--- PROVIDED DATA ---

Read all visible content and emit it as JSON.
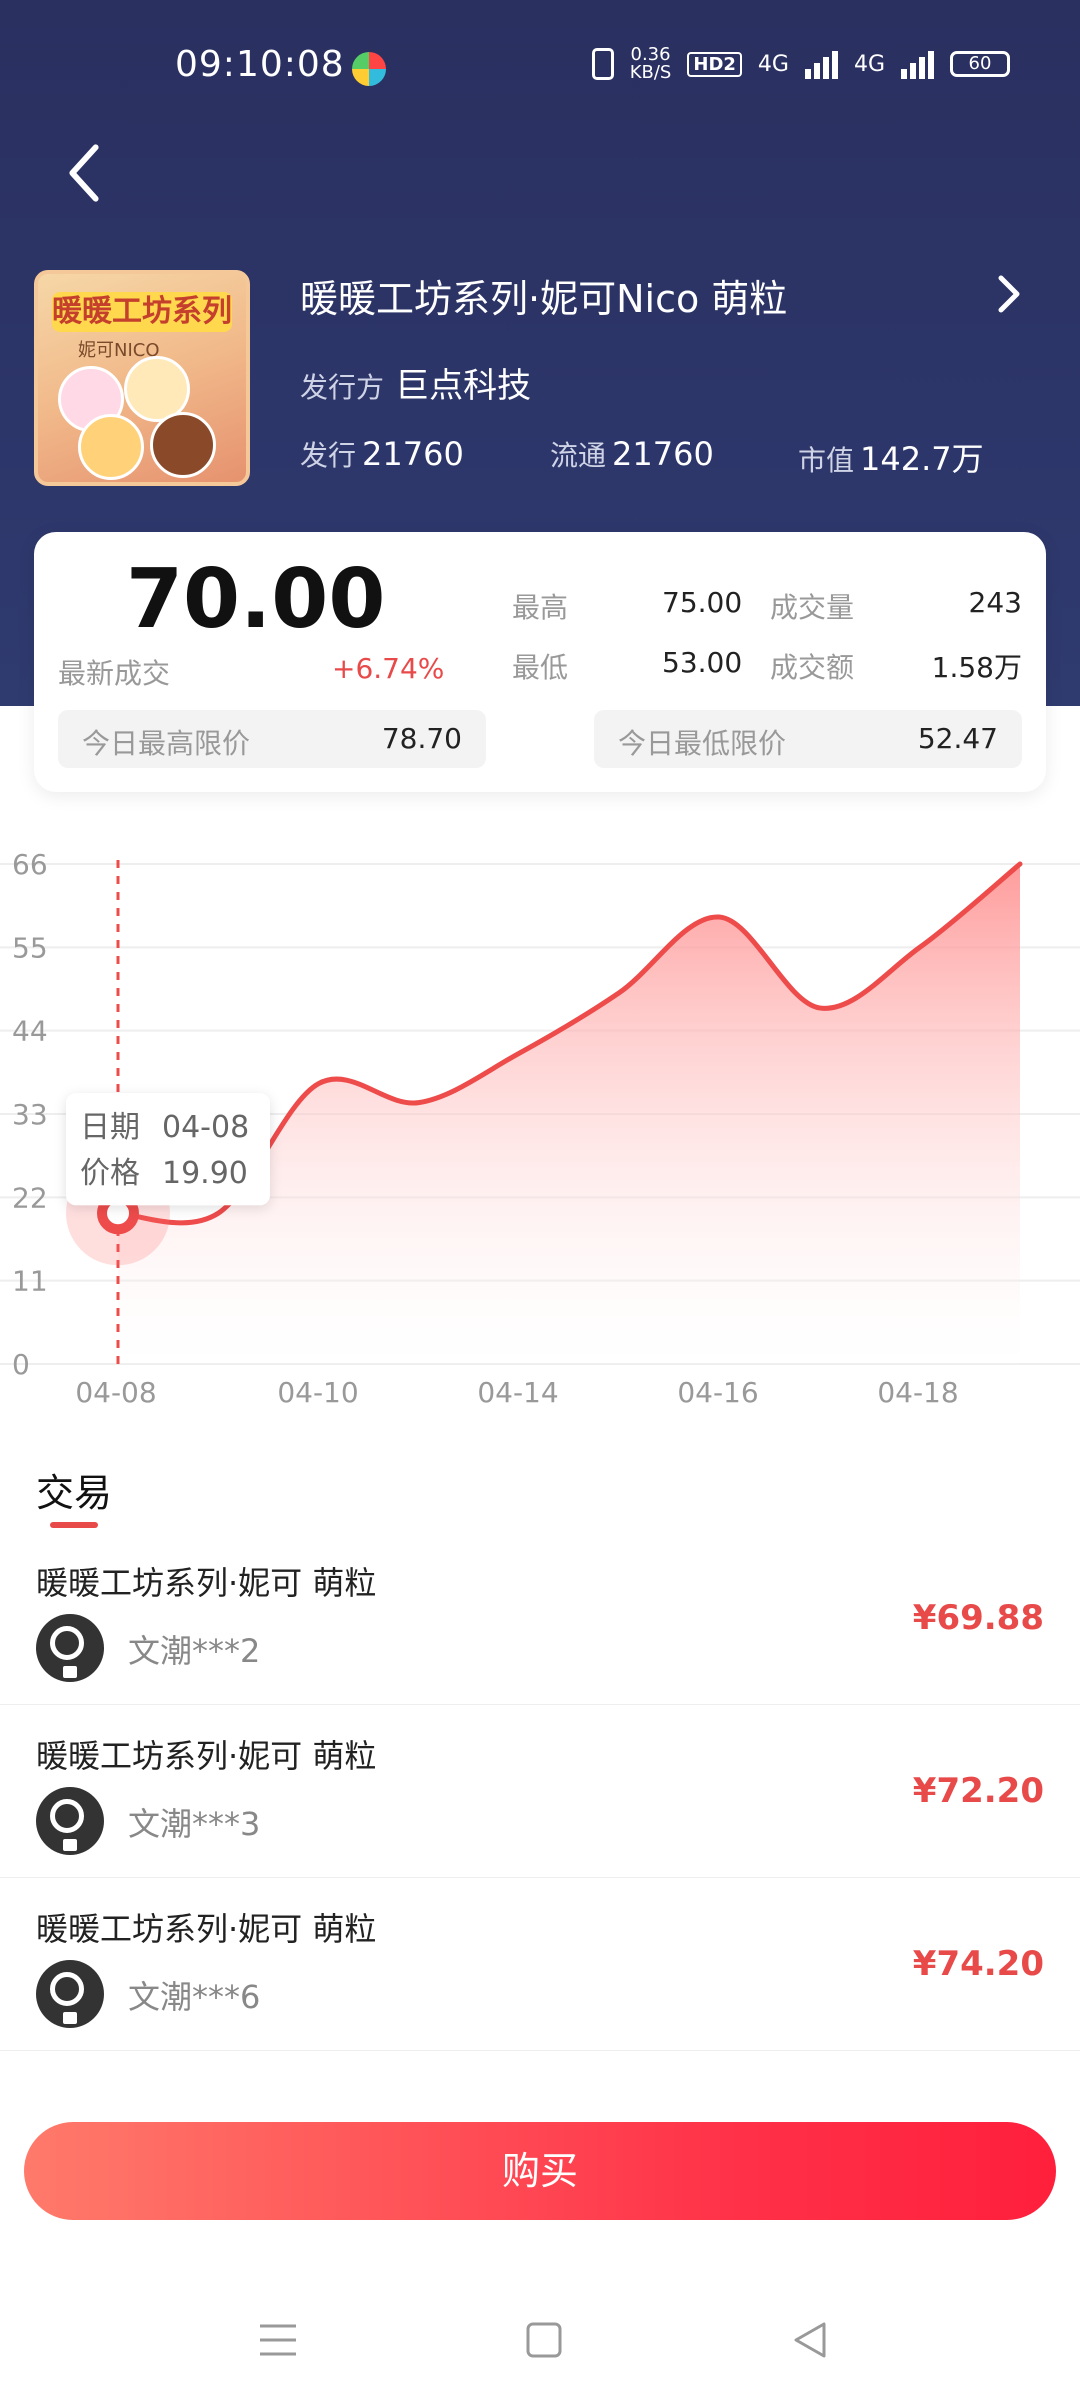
{
  "status_bar": {
    "time": "09:10:08",
    "net_speed_value": "0.36",
    "net_speed_unit": "KB/S",
    "hd_badge": "HD2",
    "signal1_label": "4G",
    "signal2_label": "4G",
    "battery": "60"
  },
  "product": {
    "thumb_title": "暖暖工坊系列",
    "thumb_sub": "妮可NICO",
    "title": "暖暖工坊系列·妮可Nico 萌粒",
    "issuer_label": "发行方",
    "issuer_name": "巨点科技",
    "stats": [
      {
        "label": "发行",
        "value": "21760"
      },
      {
        "label": "流通",
        "value": "21760"
      },
      {
        "label": "市值",
        "value": "142.7万"
      }
    ]
  },
  "price_card": {
    "last_price": "70.00",
    "last_price_label": "最新成交",
    "change_percent": "+6.74%",
    "high_label": "最高",
    "high_value": "75.00",
    "volume_label": "成交量",
    "volume_value": "243",
    "low_label": "最低",
    "low_value": "53.00",
    "turnover_label": "成交额",
    "turnover_value": "1.58万",
    "limit_high_label": "今日最高限价",
    "limit_high_value": "78.70",
    "limit_low_label": "今日最低限价",
    "limit_low_value": "52.47"
  },
  "chart_data": {
    "type": "area",
    "y_ticks": [
      "66",
      "55",
      "44",
      "33",
      "22",
      "11",
      "0"
    ],
    "ylim": [
      0,
      66
    ],
    "x_ticks": [
      "04-08",
      "04-10",
      "04-14",
      "04-16",
      "04-18"
    ],
    "series": [
      {
        "points": [
          {
            "x": 0.0,
            "y": 19.9
          },
          {
            "x": 1.0,
            "y": 19.9
          },
          {
            "x": 2.0,
            "y": 37
          },
          {
            "x": 3.0,
            "y": 34.5
          },
          {
            "x": 4.0,
            "y": 41
          },
          {
            "x": 5.0,
            "y": 49
          },
          {
            "x": 6.0,
            "y": 59
          },
          {
            "x": 7.0,
            "y": 47
          },
          {
            "x": 8.0,
            "y": 55
          },
          {
            "x": 9.0,
            "y": 66
          }
        ]
      }
    ],
    "tooltip": {
      "date_label": "日期",
      "date_value": "04-08",
      "price_label": "价格",
      "price_value": "19.90"
    },
    "colors": {
      "line": "#ee4b4b",
      "area_top": "#ff8a8a"
    }
  },
  "trade": {
    "section_title": "交易",
    "items": [
      {
        "name": "暖暖工坊系列·妮可 萌粒",
        "user": "文潮***2",
        "price": "¥69.88"
      },
      {
        "name": "暖暖工坊系列·妮可 萌粒",
        "user": "文潮***3",
        "price": "¥72.20"
      },
      {
        "name": "暖暖工坊系列·妮可 萌粒",
        "user": "文潮***6",
        "price": "¥74.20"
      }
    ]
  },
  "buy_button": {
    "label": "购买"
  }
}
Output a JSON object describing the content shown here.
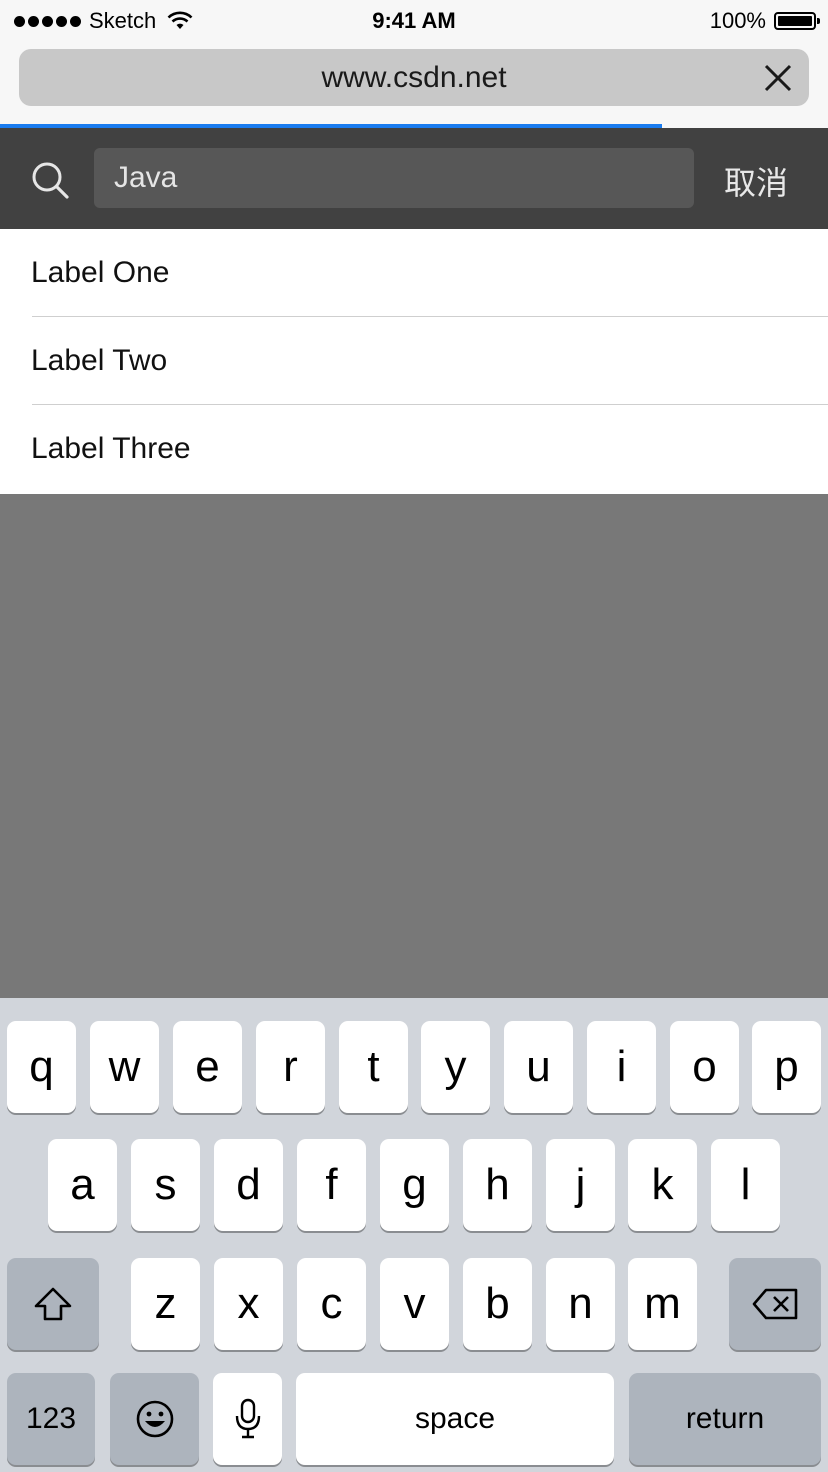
{
  "status_bar": {
    "carrier": "Sketch",
    "time": "9:41 AM",
    "battery": "100%"
  },
  "browser": {
    "url": "www.csdn.net",
    "load_progress": 0.8
  },
  "search": {
    "value": "Java",
    "cancel_label": "取消"
  },
  "list": {
    "items": [
      {
        "label": "Label One"
      },
      {
        "label": "Label Two"
      },
      {
        "label": "Label Three"
      }
    ]
  },
  "keyboard": {
    "row1": [
      "q",
      "w",
      "e",
      "r",
      "t",
      "y",
      "u",
      "i",
      "o",
      "p"
    ],
    "row2": [
      "a",
      "s",
      "d",
      "f",
      "g",
      "h",
      "j",
      "k",
      "l"
    ],
    "row3": [
      "z",
      "x",
      "c",
      "v",
      "b",
      "n",
      "m"
    ],
    "numbers_label": "123",
    "space_label": "space",
    "return_label": "return"
  },
  "colors": {
    "header_bg": "#414141",
    "progress": "#1a7cf0",
    "overlay": "#787878",
    "keyboard_bg": "#d1d5db"
  }
}
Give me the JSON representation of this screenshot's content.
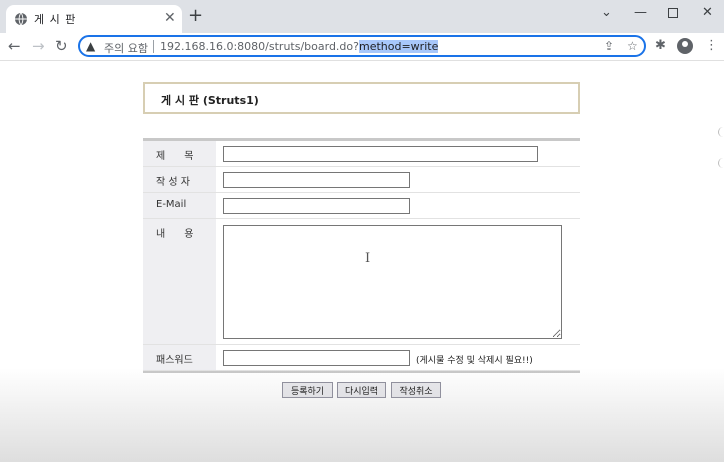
{
  "browser": {
    "tab_title": "게 시 판",
    "tab_close": "✕",
    "new_tab": "+",
    "security_label": "주의 요함",
    "url_main": "192.168.16.0:8080/struts/board.do?",
    "url_selected": "method=write"
  },
  "page": {
    "title": "게 시 판 (Struts1)"
  },
  "form": {
    "subject_label": "제      목",
    "author_label": "작 성 자",
    "email_label": "E-Mail",
    "content_label": "내      용",
    "password_label": "패스워드",
    "subject_value": "",
    "author_value": "",
    "email_value": "",
    "content_value": "",
    "password_value": "",
    "password_note": "(게시물 수정 및 삭제시 필요!!)"
  },
  "buttons": {
    "submit": "등록하기",
    "reset": "다시입력",
    "cancel": "작성취소"
  },
  "colors": {
    "accent": "#1a73e8",
    "title_border": "#d7ceb3",
    "label_bg": "#efeff2"
  }
}
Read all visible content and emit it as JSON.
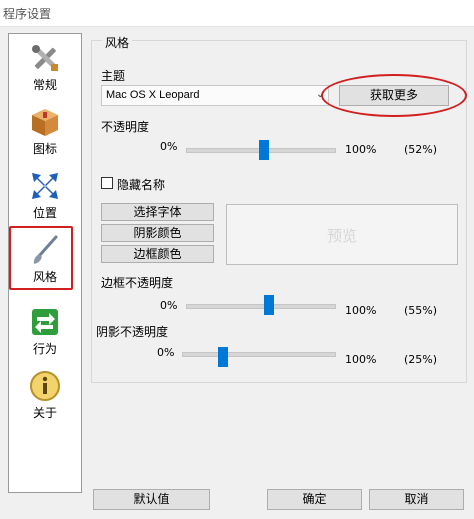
{
  "window": {
    "title": "程序设置"
  },
  "sidebar": {
    "items": [
      {
        "label": "常规",
        "icon": "tools-icon"
      },
      {
        "label": "图标",
        "icon": "box-icon"
      },
      {
        "label": "位置",
        "icon": "position-arrows-icon"
      },
      {
        "label": "风格",
        "icon": "brush-icon",
        "active": true
      },
      {
        "label": "行为",
        "icon": "behavior-arrows-icon"
      },
      {
        "label": "关于",
        "icon": "info-icon"
      }
    ],
    "highlight_color": "#d21f1f"
  },
  "style_panel": {
    "group_title": "风格",
    "theme": {
      "label": "主题",
      "value": "Mac OS X Leopard",
      "get_more": "获取更多"
    },
    "opacity": {
      "label": "不透明度",
      "min": "0%",
      "max": "100%",
      "value_text": "(52%)",
      "value": 52
    },
    "hide_names": {
      "label": "隐藏名称",
      "checked": false
    },
    "buttons": {
      "font": "选择字体",
      "shadow_color": "阴影颜色",
      "border_color": "边框颜色"
    },
    "preview": {
      "text": "预览"
    },
    "border_opacity": {
      "label": "边框不透明度",
      "min": "0%",
      "max": "100%",
      "value_text": "(55%)",
      "value": 55
    },
    "shadow_opacity": {
      "label": "阴影不透明度",
      "min": "0%",
      "max": "100%",
      "value_text": "(25%)",
      "value": 25
    }
  },
  "footer": {
    "default": "默认值",
    "ok": "确定",
    "cancel": "取消"
  },
  "colors": {
    "accent": "#0078d7",
    "annotation": "#d21f1f"
  }
}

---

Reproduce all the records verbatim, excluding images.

**FINAL ANSWER**
Read all visible content and emit it as JSON.
{
  "status_bar": {
    "time": "09:10:08",
    "net_speed_value": "0.36",
    "net_speed_unit": "KB/S",
    "hd_badge": "HD2",
    "signal1_label": "4G",
    "signal2_label": "4G",
    "battery": "60"
  },
  "product": {
    "thumb_title": "暖暖工坊系列",
    "thumb_sub": "妮可NICO",
    "title": "暖暖工坊系列·妮可Nico 萌粒",
    "issuer_label": "发行方",
    "issuer_name": "巨点科技",
    "stats": [
      {
        "label": "发行",
        "value": "21760"
      },
      {
        "label": "流通",
        "value": "21760"
      },
      {
        "label": "市值",
        "value": "142.7万"
      }
    ]
  },
  "price_card": {
    "last_price": "70.00",
    "last_price_label": "最新成交",
    "change_percent": "+6.74%",
    "high_label": "最高",
    "high_value": "75.00",
    "volume_label": "成交量",
    "volume_value": "243",
    "low_label": "最低",
    "low_value": "53.00",
    "turnover_label": "成交额",
    "turnover_value": "1.58万",
    "limit_high_label": "今日最高限价",
    "limit_high_value": "78.70",
    "limit_low_label": "今日最低限价",
    "limit_low_value": "52.47"
  },
  "chart_data": {
    "type": "area",
    "y_ticks": [
      "66",
      "55",
      "44",
      "33",
      "22",
      "11",
      "0"
    ],
    "ylim": [
      0,
      66
    ],
    "x_ticks": [
      "04-08",
      "04-10",
      "04-14",
      "04-16",
      "04-18"
    ],
    "series": [
      {
        "points": [
          {
            "x": 0.0,
            "y": 19.9
          },
          {
            "x": 1.0,
            "y": 19.9
          },
          {
            "x": 2.0,
            "y": 37
          },
          {
            "x": 3.0,
            "y": 34.5
          },
          {
            "x": 4.0,
            "y": 41
          },
          {
            "x": 5.0,
            "y": 49
          },
          {
            "x": 6.0,
            "y": 59
          },
          {
            "x": 7.0,
            "y": 47
          },
          {
            "x": 8.0,
            "y": 55
          },
          {
            "x": 9.0,
            "y": 66
          }
        ]
      }
    ],
    "tooltip": {
      "date_label": "日期",
      "date_value": "04-08",
      "price_label": "价格",
      "price_value": "19.90"
    },
    "colors": {
      "line": "#ee4b4b",
      "area_top": "#ff8a8a"
    }
  },
  "trade": {
    "section_title": "交易",
    "items": [
      {
        "name": "暖暖工坊系列·妮可 萌粒",
        "user": "文潮***2",
        "price": "¥69.88"
      },
      {
        "name": "暖暖工坊系列·妮可 萌粒",
        "user": "文潮***3",
        "price": "¥72.20"
      },
      {
        "name": "暖暖工坊系列·妮可 萌粒",
        "user": "文潮***6",
        "price": "¥74.20"
      }
    ]
  },
  "buy_button": {
    "label": "购买"
  }
}
Output a JSON object describing the content shown here.
{
  "status_bar": {
    "carrier": "Sketch",
    "time": "9:41 AM",
    "battery": "100%"
  },
  "browser": {
    "url": "www.csdn.net",
    "load_progress": 0.8
  },
  "search": {
    "value": "Java",
    "cancel_label": "取消"
  },
  "list": {
    "items": [
      {
        "label": "Label One"
      },
      {
        "label": "Label Two"
      },
      {
        "label": "Label Three"
      }
    ]
  },
  "keyboard": {
    "row1": [
      "q",
      "w",
      "e",
      "r",
      "t",
      "y",
      "u",
      "i",
      "o",
      "p"
    ],
    "row2": [
      "a",
      "s",
      "d",
      "f",
      "g",
      "h",
      "j",
      "k",
      "l"
    ],
    "row3": [
      "z",
      "x",
      "c",
      "v",
      "b",
      "n",
      "m"
    ],
    "numbers_label": "123",
    "space_label": "space",
    "return_label": "return"
  },
  "colors": {
    "header_bg": "#414141",
    "progress": "#1a7cf0",
    "overlay": "#787878",
    "keyboard_bg": "#d1d5db"
  }
}
Give me the JSON representation of this screenshot's content.
{
  "browser": {
    "tab_title": "게 시 판",
    "tab_close": "✕",
    "new_tab": "+",
    "security_label": "주의 요함",
    "url_main": "192.168.16.0:8080/struts/board.do?",
    "url_selected": "method=write"
  },
  "page": {
    "title": "게 시 판 (Struts1)"
  },
  "form": {
    "subject_label": "제      목",
    "author_label": "작 성 자",
    "email_label": "E-Mail",
    "content_label": "내      용",
    "password_label": "패스워드",
    "subject_value": "",
    "author_value": "",
    "email_value": "",
    "content_value": "",
    "password_value": "",
    "password_note": "(게시물 수정 및 삭제시 필요!!)"
  },
  "buttons": {
    "submit": "등록하기",
    "reset": "다시입력",
    "cancel": "작성취소"
  },
  "colors": {
    "accent": "#1a73e8",
    "title_border": "#d7ceb3",
    "label_bg": "#efeff2"
  }
}
Read all visible content and emit it as JSON.
{
  "window": {
    "title": "程序设置"
  },
  "sidebar": {
    "items": [
      {
        "label": "常规",
        "icon": "tools-icon"
      },
      {
        "label": "图标",
        "icon": "box-icon"
      },
      {
        "label": "位置",
        "icon": "position-arrows-icon"
      },
      {
        "label": "风格",
        "icon": "brush-icon",
        "active": true
      },
      {
        "label": "行为",
        "icon": "behavior-arrows-icon"
      },
      {
        "label": "关于",
        "icon": "info-icon"
      }
    ],
    "highlight_color": "#d21f1f"
  },
  "style_panel": {
    "group_title": "风格",
    "theme": {
      "label": "主题",
      "value": "Mac OS X Leopard",
      "get_more": "获取更多"
    },
    "opacity": {
      "label": "不透明度",
      "min": "0%",
      "max": "100%",
      "value_text": "(52%)",
      "value": 52
    },
    "hide_names": {
      "label": "隐藏名称",
      "checked": false
    },
    "buttons": {
      "font": "选择字体",
      "shadow_color": "阴影颜色",
      "border_color": "边框颜色"
    },
    "preview": {
      "text": "预览"
    },
    "border_opacity": {
      "label": "边框不透明度",
      "min": "0%",
      "max": "100%",
      "value_text": "(55%)",
      "value": 55
    },
    "shadow_opacity": {
      "label": "阴影不透明度",
      "min": "0%",
      "max": "100%",
      "value_text": "(25%)",
      "value": 25
    }
  },
  "footer": {
    "default": "默认值",
    "ok": "确定",
    "cancel": "取消"
  },
  "colors": {
    "accent": "#0078d7",
    "annotation": "#d21f1f"
  }
}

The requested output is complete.